══ Data for this task ══
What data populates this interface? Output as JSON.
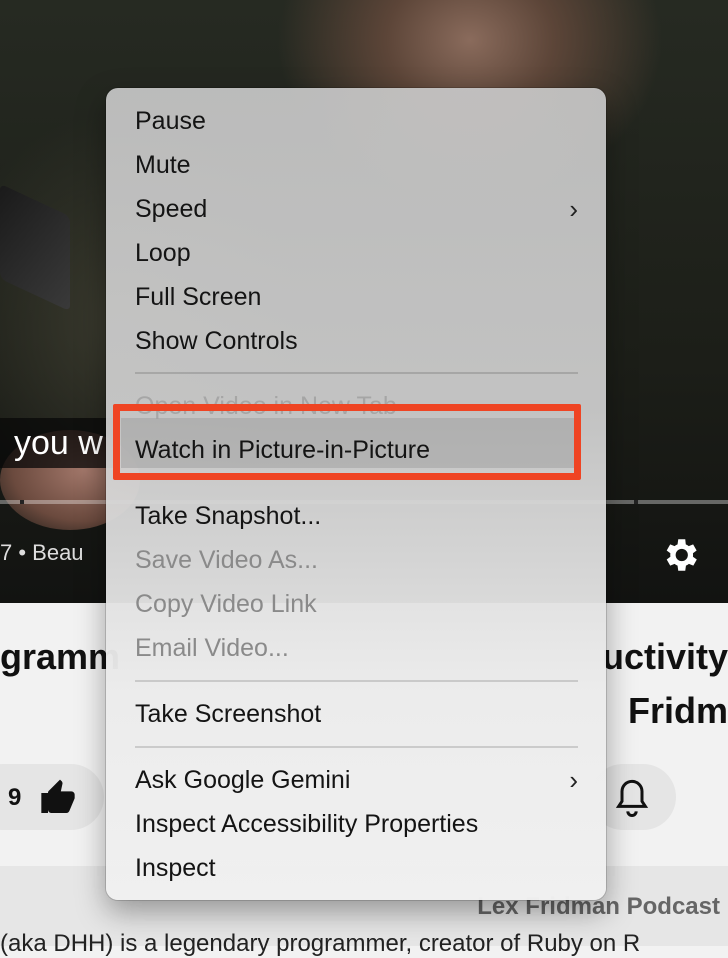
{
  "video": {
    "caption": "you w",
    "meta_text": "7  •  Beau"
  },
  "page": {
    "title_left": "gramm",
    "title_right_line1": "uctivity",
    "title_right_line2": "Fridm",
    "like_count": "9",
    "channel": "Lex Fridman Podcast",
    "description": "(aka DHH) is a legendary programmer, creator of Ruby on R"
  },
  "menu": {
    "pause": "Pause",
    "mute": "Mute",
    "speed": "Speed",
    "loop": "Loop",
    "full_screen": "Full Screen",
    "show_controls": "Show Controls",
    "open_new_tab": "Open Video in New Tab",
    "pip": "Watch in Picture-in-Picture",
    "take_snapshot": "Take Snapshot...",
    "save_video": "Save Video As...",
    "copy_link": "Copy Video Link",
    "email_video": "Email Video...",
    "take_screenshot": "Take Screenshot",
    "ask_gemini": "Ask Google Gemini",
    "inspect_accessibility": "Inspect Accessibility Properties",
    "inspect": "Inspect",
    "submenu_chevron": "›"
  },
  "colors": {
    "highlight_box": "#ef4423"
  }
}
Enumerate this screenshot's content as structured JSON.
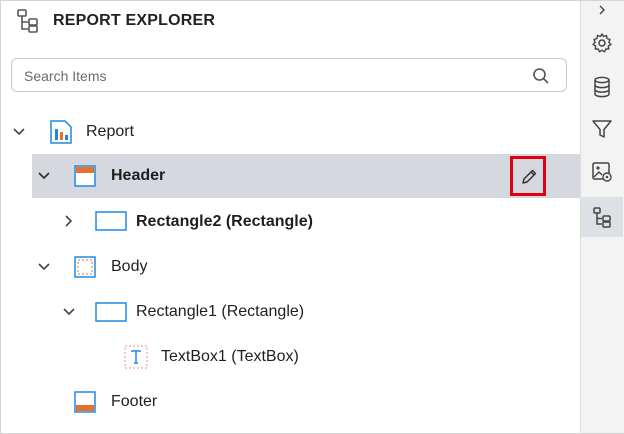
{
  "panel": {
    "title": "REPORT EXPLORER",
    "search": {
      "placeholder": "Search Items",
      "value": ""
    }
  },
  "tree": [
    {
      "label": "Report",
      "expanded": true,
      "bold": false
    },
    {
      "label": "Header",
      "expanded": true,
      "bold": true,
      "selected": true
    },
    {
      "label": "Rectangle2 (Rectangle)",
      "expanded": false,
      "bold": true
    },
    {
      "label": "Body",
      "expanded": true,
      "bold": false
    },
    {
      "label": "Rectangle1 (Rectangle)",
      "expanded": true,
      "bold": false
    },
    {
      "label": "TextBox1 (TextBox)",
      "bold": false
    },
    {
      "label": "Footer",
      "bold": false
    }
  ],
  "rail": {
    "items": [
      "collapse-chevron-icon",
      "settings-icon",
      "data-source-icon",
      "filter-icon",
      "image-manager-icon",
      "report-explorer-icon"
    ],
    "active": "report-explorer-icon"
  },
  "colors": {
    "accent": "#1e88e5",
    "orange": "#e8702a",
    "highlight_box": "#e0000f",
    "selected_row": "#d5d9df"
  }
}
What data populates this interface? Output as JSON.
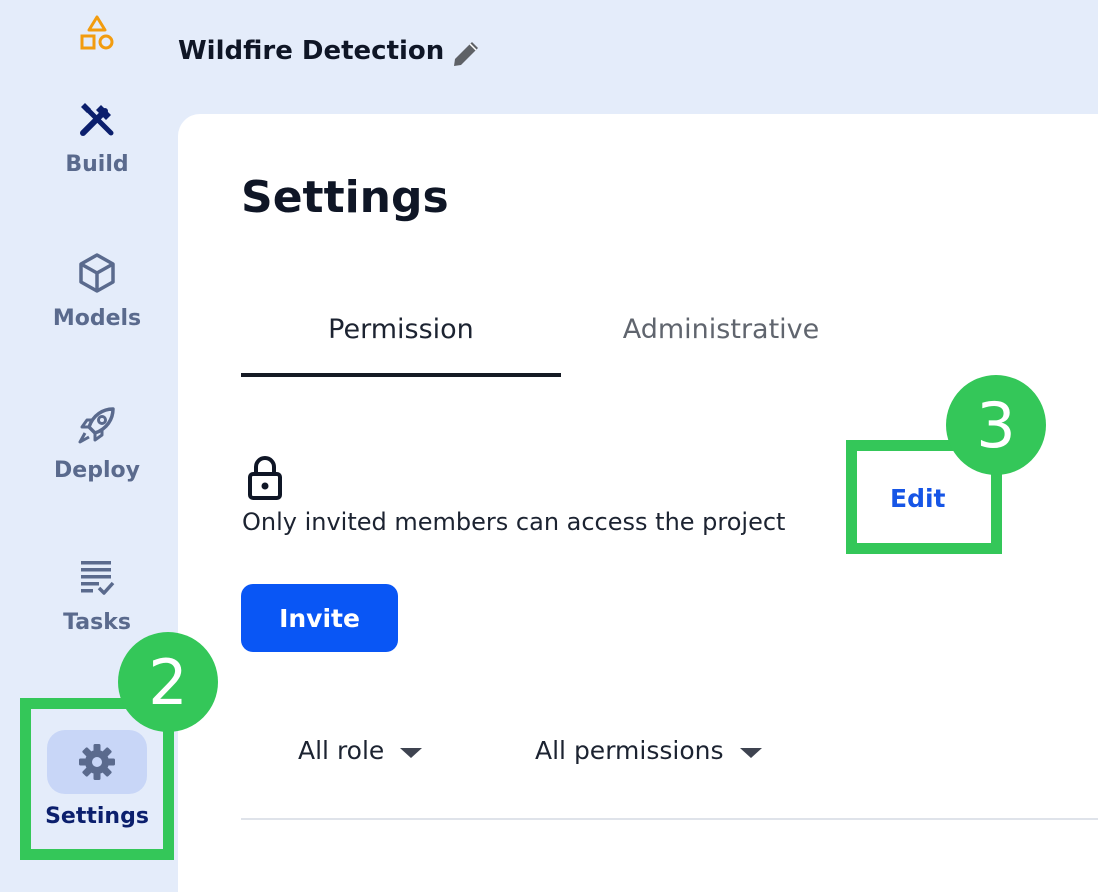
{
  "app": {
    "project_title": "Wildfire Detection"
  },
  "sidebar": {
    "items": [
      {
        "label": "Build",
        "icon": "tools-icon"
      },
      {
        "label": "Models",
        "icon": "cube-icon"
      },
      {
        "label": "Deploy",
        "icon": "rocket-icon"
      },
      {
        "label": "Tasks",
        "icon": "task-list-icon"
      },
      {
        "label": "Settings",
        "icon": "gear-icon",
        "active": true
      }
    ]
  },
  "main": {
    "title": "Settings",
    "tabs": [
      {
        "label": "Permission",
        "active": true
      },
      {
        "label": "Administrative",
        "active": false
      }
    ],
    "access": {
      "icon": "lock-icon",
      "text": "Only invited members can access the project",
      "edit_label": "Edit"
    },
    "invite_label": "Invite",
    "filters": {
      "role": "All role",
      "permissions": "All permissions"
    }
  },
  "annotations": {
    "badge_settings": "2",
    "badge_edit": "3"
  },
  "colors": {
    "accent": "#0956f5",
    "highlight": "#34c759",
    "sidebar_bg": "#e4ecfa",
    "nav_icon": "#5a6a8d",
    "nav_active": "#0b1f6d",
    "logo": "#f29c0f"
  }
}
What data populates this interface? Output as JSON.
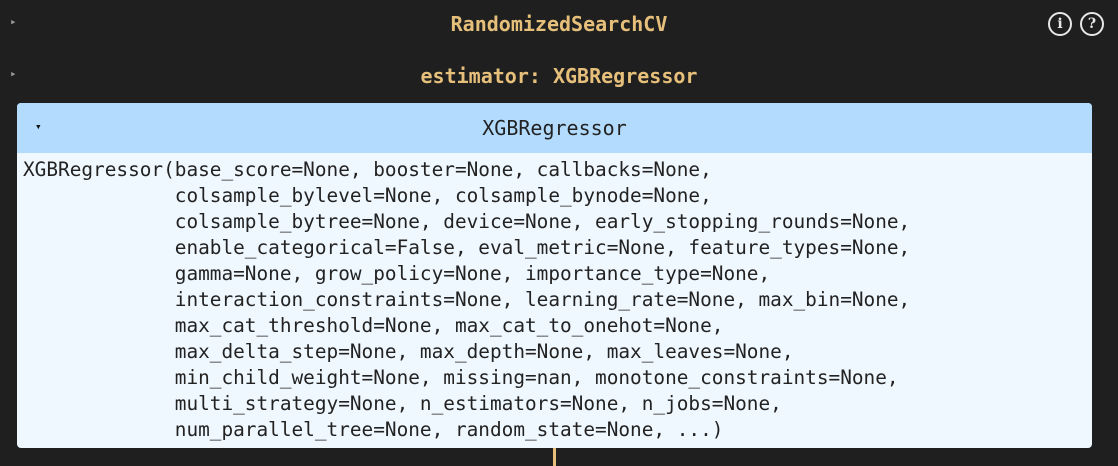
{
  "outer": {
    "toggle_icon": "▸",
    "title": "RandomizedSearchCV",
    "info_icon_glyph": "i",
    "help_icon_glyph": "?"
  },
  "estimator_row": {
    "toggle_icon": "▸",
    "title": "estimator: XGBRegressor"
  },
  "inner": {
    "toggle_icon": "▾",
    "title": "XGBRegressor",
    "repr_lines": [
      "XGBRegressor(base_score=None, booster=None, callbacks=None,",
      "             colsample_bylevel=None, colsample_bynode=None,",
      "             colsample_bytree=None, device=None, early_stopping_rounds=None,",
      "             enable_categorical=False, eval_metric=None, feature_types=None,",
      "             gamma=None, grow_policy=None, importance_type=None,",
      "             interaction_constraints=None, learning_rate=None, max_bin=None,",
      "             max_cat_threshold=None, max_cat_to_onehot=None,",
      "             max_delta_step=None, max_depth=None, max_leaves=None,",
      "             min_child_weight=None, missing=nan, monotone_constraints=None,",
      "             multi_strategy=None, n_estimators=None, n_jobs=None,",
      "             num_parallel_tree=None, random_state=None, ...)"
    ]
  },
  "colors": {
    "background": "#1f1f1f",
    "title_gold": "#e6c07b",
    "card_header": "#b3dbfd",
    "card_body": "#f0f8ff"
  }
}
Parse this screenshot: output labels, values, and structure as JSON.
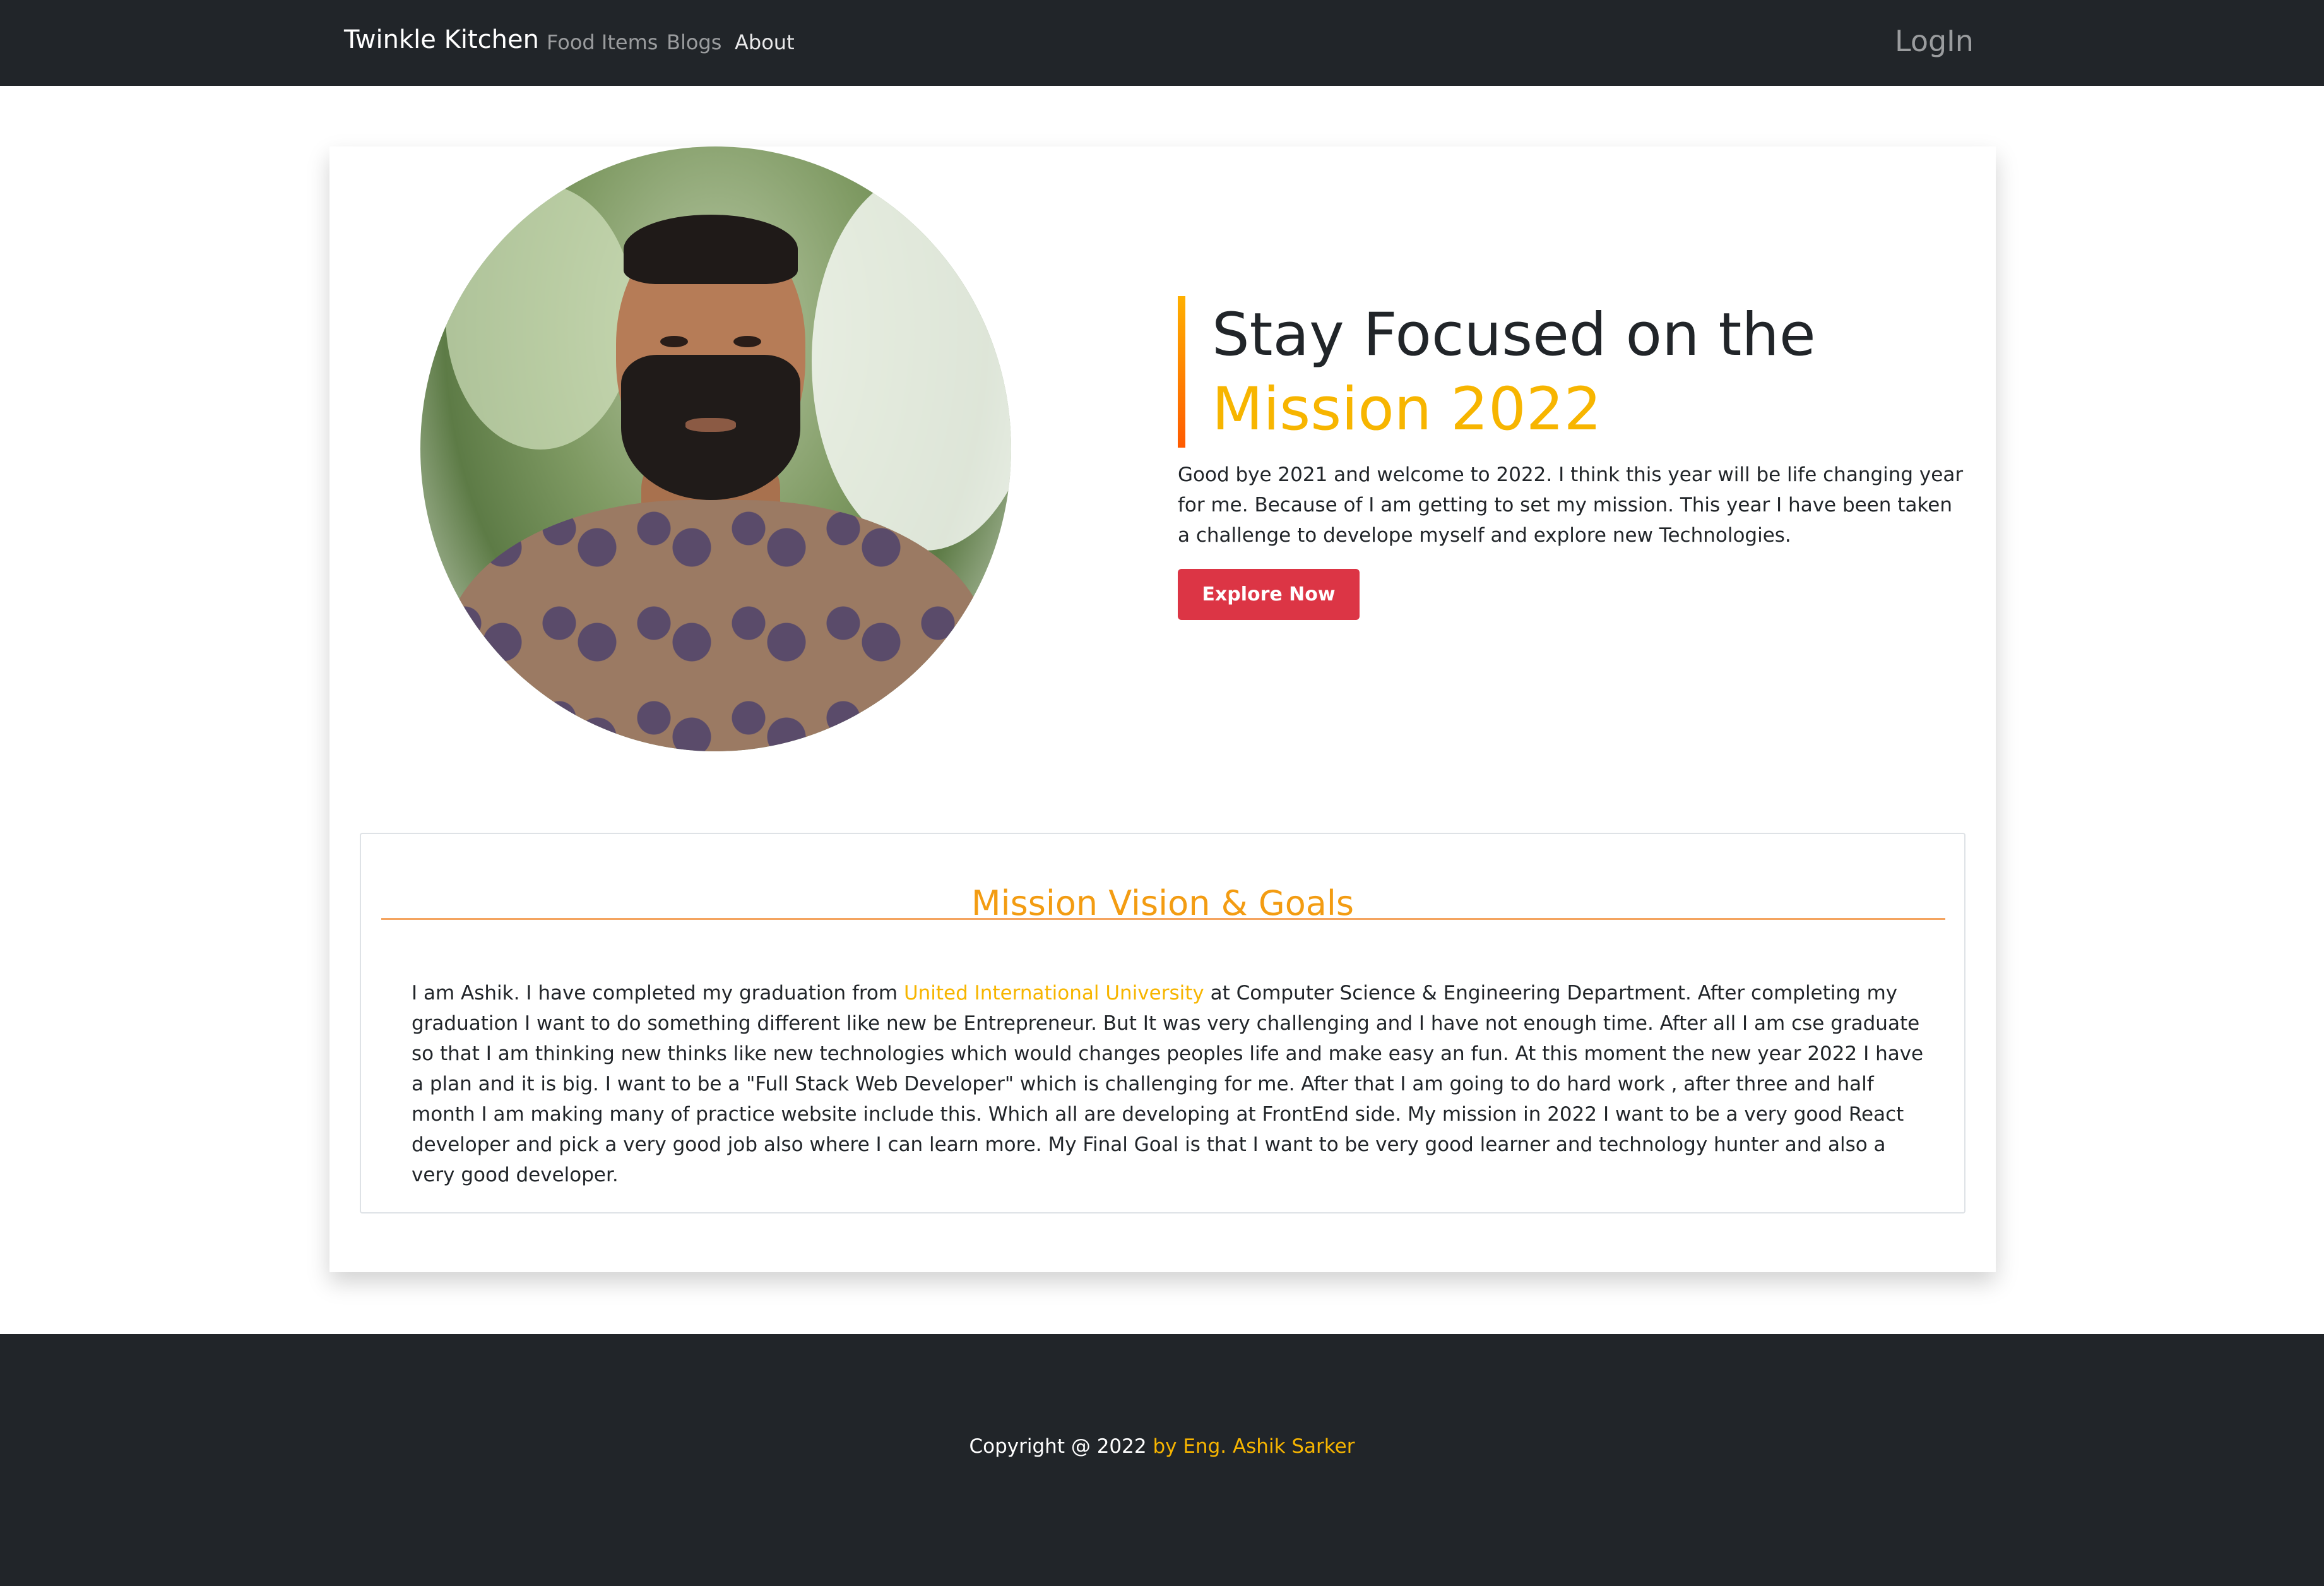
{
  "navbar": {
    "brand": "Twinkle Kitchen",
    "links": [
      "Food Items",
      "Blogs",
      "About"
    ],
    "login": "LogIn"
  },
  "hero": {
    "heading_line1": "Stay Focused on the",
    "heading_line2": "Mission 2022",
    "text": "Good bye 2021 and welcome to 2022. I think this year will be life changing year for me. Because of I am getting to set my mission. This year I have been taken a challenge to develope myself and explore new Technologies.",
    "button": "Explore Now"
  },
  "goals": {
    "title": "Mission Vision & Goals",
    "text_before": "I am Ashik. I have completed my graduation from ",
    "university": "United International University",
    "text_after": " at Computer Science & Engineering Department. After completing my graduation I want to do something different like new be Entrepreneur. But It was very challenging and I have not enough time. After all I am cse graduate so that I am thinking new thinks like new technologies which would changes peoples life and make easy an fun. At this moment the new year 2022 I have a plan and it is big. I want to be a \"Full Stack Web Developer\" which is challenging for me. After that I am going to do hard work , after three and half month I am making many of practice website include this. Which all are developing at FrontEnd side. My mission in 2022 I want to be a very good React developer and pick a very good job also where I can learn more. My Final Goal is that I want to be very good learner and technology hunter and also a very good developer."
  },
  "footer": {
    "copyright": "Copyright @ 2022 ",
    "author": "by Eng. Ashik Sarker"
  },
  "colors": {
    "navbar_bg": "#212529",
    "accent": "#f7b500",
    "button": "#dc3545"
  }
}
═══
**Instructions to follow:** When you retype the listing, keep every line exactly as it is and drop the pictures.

**Response below:**
What data populates this interface? Output as JSON.
{
  "video": {
    "caption": "you w",
    "meta_text": "7  •  Beau"
  },
  "page": {
    "title_left": "gramm",
    "title_right_line1": "uctivity",
    "title_right_line2": "Fridm",
    "like_count": "9",
    "channel": "Lex Fridman Podcast",
    "description": "(aka DHH) is a legendary programmer, creator of Ruby on R"
  },
  "menu": {
    "pause": "Pause",
    "mute": "Mute",
    "speed": "Speed",
    "loop": "Loop",
    "full_screen": "Full Screen",
    "show_controls": "Show Controls",
    "open_new_tab": "Open Video in New Tab",
    "pip": "Watch in Picture-in-Picture",
    "take_snapshot": "Take Snapshot...",
    "save_video": "Save Video As...",
    "copy_link": "Copy Video Link",
    "email_video": "Email Video...",
    "take_screenshot": "Take Screenshot",
    "ask_gemini": "Ask Google Gemini",
    "inspect_accessibility": "Inspect Accessibility Properties",
    "inspect": "Inspect",
    "submenu_chevron": "›"
  },
  "colors": {
    "highlight_box": "#ef4423"
  }
}
Enumerate this screenshot's content as structured JSON.
{
  "panel": {
    "title": "REPORT EXPLORER",
    "search": {
      "placeholder": "Search Items",
      "value": ""
    }
  },
  "tree": [
    {
      "label": "Report",
      "expanded": true,
      "bold": false
    },
    {
      "label": "Header",
      "expanded": true,
      "bold": true,
      "selected": true
    },
    {
      "label": "Rectangle2 (Rectangle)",
      "expanded": false,
      "bold": true
    },
    {
      "label": "Body",
      "expanded": true,
      "bold": false
    },
    {
      "label": "Rectangle1 (Rectangle)",
      "expanded": true,
      "bold": false
    },
    {
      "label": "TextBox1 (TextBox)",
      "bold": false
    },
    {
      "label": "Footer",
      "bold": false
    }
  ],
  "rail": {
    "items": [
      "collapse-chevron-icon",
      "settings-icon",
      "data-source-icon",
      "filter-icon",
      "image-manager-icon",
      "report-explorer-icon"
    ],
    "active": "report-explorer-icon"
  },
  "colors": {
    "accent": "#1e88e5",
    "orange": "#e8702a",
    "highlight_box": "#e0000f",
    "selected_row": "#d5d9df"
  }
}
What data populates this interface? Output as JSON.
{
  "app": {
    "project_title": "Wildfire Detection"
  },
  "sidebar": {
    "items": [
      {
        "label": "Build",
        "icon": "tools-icon"
      },
      {
        "label": "Models",
        "icon": "cube-icon"
      },
      {
        "label": "Deploy",
        "icon": "rocket-icon"
      },
      {
        "label": "Tasks",
        "icon": "task-list-icon"
      },
      {
        "label": "Settings",
        "icon": "gear-icon",
        "active": true
      }
    ]
  },
  "main": {
    "title": "Settings",
    "tabs": [
      {
        "label": "Permission",
        "active": true
      },
      {
        "label": "Administrative",
        "active": false
      }
    ],
    "access": {
      "icon": "lock-icon",
      "text": "Only invited members can access the project",
      "edit_label": "Edit"
    },
    "invite_label": "Invite",
    "filters": {
      "role": "All role",
      "permissions": "All permissions"
    }
  },
  "annotations": {
    "badge_settings": "2",
    "badge_edit": "3"
  },
  "colors": {
    "accent": "#0956f5",
    "highlight": "#34c759",
    "sidebar_bg": "#e4ecfa",
    "nav_icon": "#5a6a8d",
    "nav_active": "#0b1f6d",
    "logo": "#f29c0f"
  }
}
What data populates this interface? Output as JSON.
{
  "outer": {
    "toggle_icon": "▸",
    "title": "RandomizedSearchCV",
    "info_icon_glyph": "i",
    "help_icon_glyph": "?"
  },
  "estimator_row": {
    "toggle_icon": "▸",
    "title": "estimator: XGBRegressor"
  },
  "inner": {
    "toggle_icon": "▾",
    "title": "XGBRegressor",
    "repr_lines": [
      "XGBRegressor(base_score=None, booster=None, callbacks=None,",
      "             colsample_bylevel=None, colsample_bynode=None,",
      "             colsample_bytree=None, device=None, early_stopping_rounds=None,",
      "             enable_categorical=False, eval_metric=None, feature_types=None,",
      "             gamma=None, grow_policy=None, importance_type=None,",
      "             interaction_constraints=None, learning_rate=None, max_bin=None,",
      "             max_cat_threshold=None, max_cat_to_onehot=None,",
      "             max_delta_step=None, max_depth=None, max_leaves=None,",
      "             min_child_weight=None, missing=nan, monotone_constraints=None,",
      "             multi_strategy=None, n_estimators=None, n_jobs=None,",
      "             num_parallel_tree=None, random_state=None, ...)"
    ]
  },
  "colors": {
    "background": "#1f1f1f",
    "title_gold": "#e6c07b",
    "card_header": "#b3dbfd",
    "card_body": "#f0f8ff"
  }
}
Parse this screenshot: output labels, values, and structure as JSON.
{
  "navbar": {
    "brand": "Twinkle Kitchen",
    "links": [
      "Food Items",
      "Blogs",
      "About"
    ],
    "login": "LogIn"
  },
  "hero": {
    "heading_line1": "Stay Focused on the",
    "heading_line2": "Mission 2022",
    "text": "Good bye 2021 and welcome to 2022. I think this year will be life changing year for me. Because of I am getting to set my mission. This year I have been taken a challenge to develope myself and explore new Technologies.",
    "button": "Explore Now"
  },
  "goals": {
    "title": "Mission Vision & Goals",
    "text_before": "I am Ashik. I have completed my graduation from ",
    "university": "United International University",
    "text_after": " at Computer Science & Engineering Department. After completing my graduation I want to do something different like new be Entrepreneur. But It was very challenging and I have not enough time. After all I am cse graduate so that I am thinking new thinks like new technologies which would changes peoples life and make easy an fun. At this moment the new year 2022 I have a plan and it is big. I want to be a \"Full Stack Web Developer\" which is challenging for me. After that I am going to do hard work , after three and half month I am making many of practice website include this. Which all are developing at FrontEnd side. My mission in 2022 I want to be a very good React developer and pick a very good job also where I can learn more. My Final Goal is that I want to be very good learner and technology hunter and also a very good developer."
  },
  "footer": {
    "copyright": "Copyright @ 2022 ",
    "author": "by Eng. Ashik Sarker"
  },
  "colors": {
    "navbar_bg": "#212529",
    "accent": "#f7b500",
    "button": "#dc3545"
  }
}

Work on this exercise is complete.